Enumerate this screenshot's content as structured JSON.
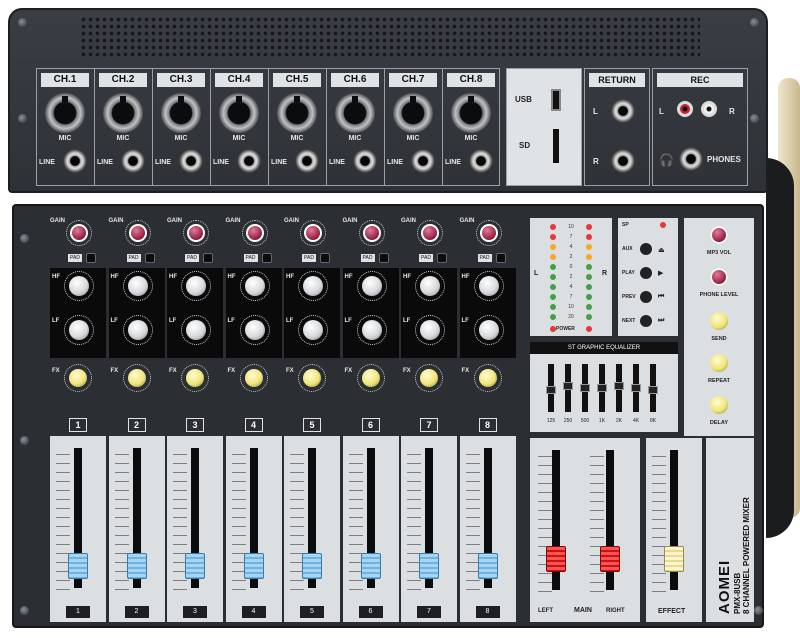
{
  "rear_panel": {
    "channels": [
      "CH.1",
      "CH.2",
      "CH.3",
      "CH.4",
      "CH.5",
      "CH.6",
      "CH.7",
      "CH.8"
    ],
    "mic_label": "MIC",
    "line_label": "LINE",
    "usb_label": "USB",
    "sd_label": "SD",
    "return_title": "RETURN",
    "return_l": "L",
    "return_r": "R",
    "rec_title": "REC",
    "rec_l": "L",
    "rec_r": "R",
    "phones_label": "PHONES"
  },
  "channel_strip": {
    "gain_label": "GAIN",
    "pad_label": "PAD",
    "hf_label": "HF",
    "lf_label": "LF",
    "fx_label": "FX",
    "numbers": [
      "1",
      "2",
      "3",
      "4",
      "5",
      "6",
      "7",
      "8"
    ]
  },
  "meter": {
    "left": "L",
    "right": "R",
    "sp_label": "SP",
    "power_label": "POWER",
    "values": [
      "10",
      "7",
      "4",
      "2",
      "0",
      "2",
      "4",
      "7",
      "10",
      "20"
    ]
  },
  "player": {
    "aux": "AUX",
    "play": "PLAY",
    "prev": "PREV",
    "next": "NEXT"
  },
  "graphic_eq": {
    "title": "ST GRAPHIC EQUALIZER",
    "bands": [
      "125",
      "250",
      "500",
      "1K",
      "2K",
      "4K",
      "8K"
    ],
    "levels": [
      0.55,
      0.45,
      0.5,
      0.5,
      0.45,
      0.5,
      0.55
    ]
  },
  "master_controls": {
    "mp3_vol": "MP3 VOL",
    "phone_level": "PHONE LEVEL",
    "send": "SEND",
    "repeat": "REPEAT",
    "delay": "DELAY"
  },
  "faders": {
    "channel_positions": [
      0.82,
      0.82,
      0.82,
      0.82,
      0.82,
      0.82,
      0.82,
      0.82
    ],
    "main_left_label": "LEFT",
    "main_label": "MAIN",
    "main_right_label": "RIGHT",
    "effect_label": "EFFECT",
    "main_positions": [
      0.75,
      0.75
    ],
    "effect_position": 0.75
  },
  "branding": {
    "brand": "AOMEI",
    "model": "PMX-8USB",
    "subtitle": "8 CHANNEL POWERED MIXER"
  }
}
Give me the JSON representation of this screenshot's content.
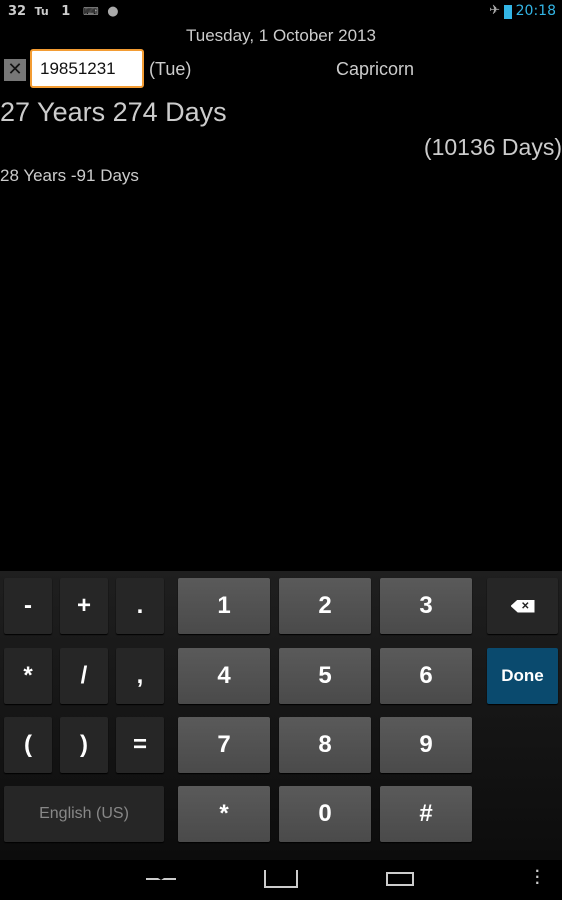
{
  "status": {
    "left_items": [
      "32",
      "Tu",
      "1"
    ],
    "icons": [
      "keyboard-icon",
      "android-icon",
      "airplane-icon",
      "battery-charging-icon"
    ],
    "time": "20:18",
    "time_color": "#33b5e5"
  },
  "header": {
    "date": "Tuesday, 1 October 2013"
  },
  "input": {
    "value": "19851231",
    "weekday": "(Tue)",
    "zodiac": "Capricorn",
    "accent": "#f39c33"
  },
  "result": {
    "age": "27 Years 274 Days",
    "total_days": "(10136 Days)",
    "next": "28 Years -91 Days"
  },
  "keyboard": {
    "symbols": [
      "-",
      "+",
      ".",
      "*",
      "/",
      ",",
      "(",
      ")",
      "="
    ],
    "digits": [
      "1",
      "2",
      "3",
      "4",
      "5",
      "6",
      "7",
      "8",
      "9",
      "*",
      "0",
      "#"
    ],
    "language": "English (US)",
    "done": "Done",
    "done_color": "#0a4a6e"
  },
  "nav": {
    "icons": [
      "back-icon",
      "home-icon",
      "recents-icon",
      "menu-icon"
    ]
  }
}
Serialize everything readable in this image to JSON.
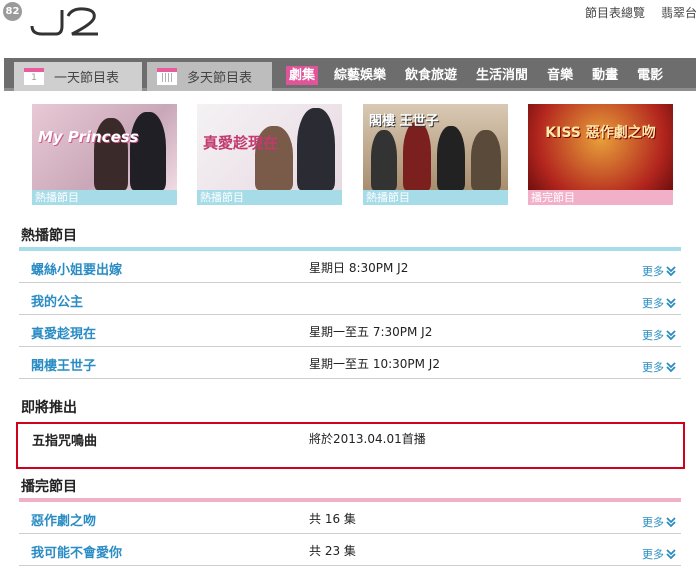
{
  "header": {
    "channel_badge": "82",
    "logo_text": "J2",
    "links": [
      "節目表總覽",
      "翡翠台"
    ]
  },
  "nav": {
    "day_tabs": [
      {
        "icon_label": "1",
        "label": "一天節目表"
      },
      {
        "icon_label": "||||",
        "label": "多天節目表"
      }
    ],
    "categories": [
      "劇集",
      "綜藝娛樂",
      "飲食旅遊",
      "生活消閒",
      "音樂",
      "動畫",
      "電影"
    ],
    "active_category": "劇集"
  },
  "tiles": [
    {
      "art_text": "My Princess",
      "caption": "熱播節目"
    },
    {
      "art_text": "真愛趁現在",
      "caption": "熱播節目"
    },
    {
      "art_text": "閣樓 王世子",
      "caption": "熱播節目"
    },
    {
      "art_text": "KISS 惡作劇之吻",
      "caption": "播完節目"
    }
  ],
  "sections": {
    "hot": {
      "title": "熱播節目",
      "rows": [
        {
          "name": "螺絲小姐要出嫁",
          "time": "星期日 8:30PM J2",
          "more": "更多"
        },
        {
          "name": "我的公主",
          "time": "",
          "more": "更多"
        },
        {
          "name": "真愛趁現在",
          "time": "星期一至五 7:30PM J2",
          "more": "更多"
        },
        {
          "name": "閣樓王世子",
          "time": "星期一至五 10:30PM J2",
          "more": "更多"
        }
      ]
    },
    "upcoming": {
      "title": "即將推出",
      "name": "五指咒鳴曲",
      "time": "將於2013.04.01首播"
    },
    "finished": {
      "title": "播完節目",
      "rows": [
        {
          "name": "惡作劇之吻",
          "time": "共 16 集",
          "more": "更多"
        },
        {
          "name": "我可能不會愛你",
          "time": "共 23 集",
          "more": "更多"
        }
      ]
    }
  },
  "colors": {
    "accent_pink": "#e0549a",
    "link_blue": "#2a8cc4",
    "hot_line": "#a8dce8",
    "finished_line": "#f0b0c8",
    "highlight_red": "#d0021b"
  }
}
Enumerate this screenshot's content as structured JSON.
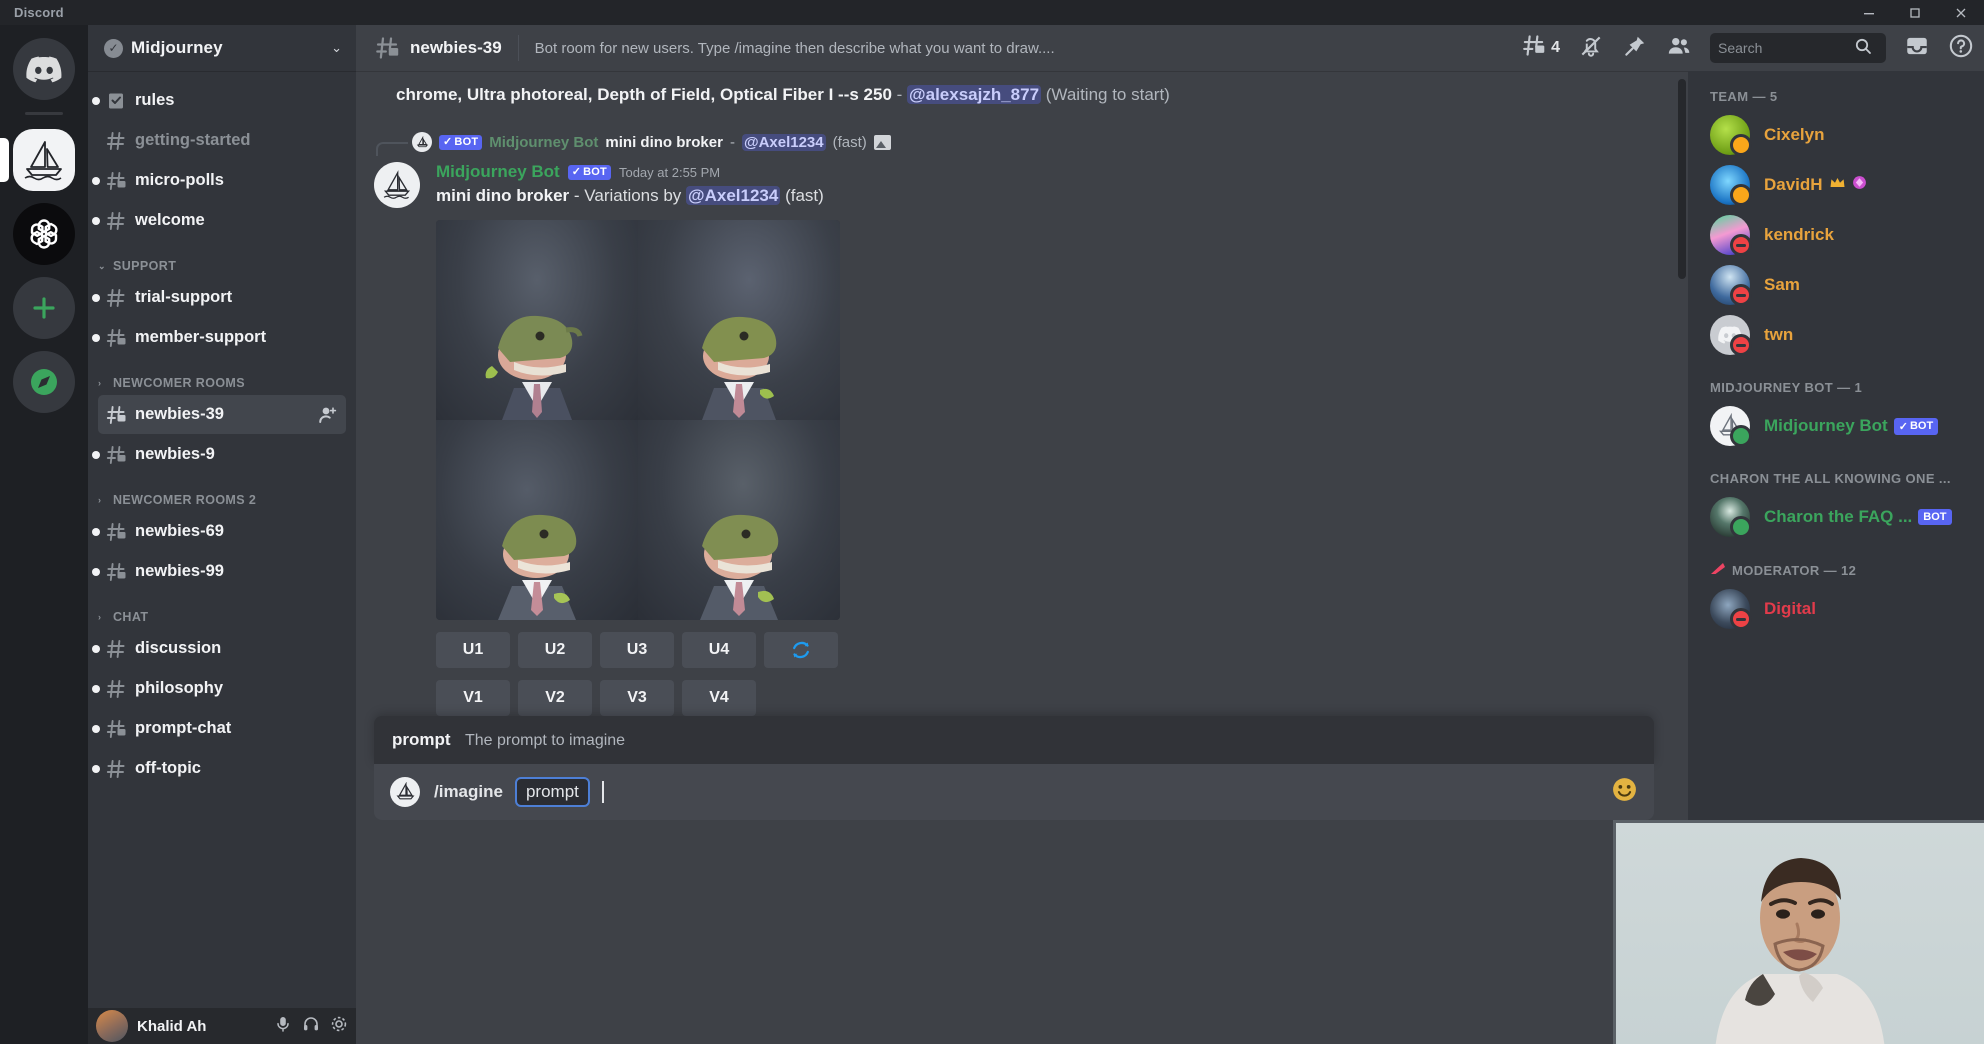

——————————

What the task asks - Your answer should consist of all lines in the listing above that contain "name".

Output for this exercise -
          "name": "螺絲小姐要出嫁",
          "name": "我的公主",
          "name": "真愛趁現在",
          "name": "閣樓王世子",
      "name": "五指咒鳴曲",
          "name": "惡作劇之吻",
          "name": "我可能不會愛你",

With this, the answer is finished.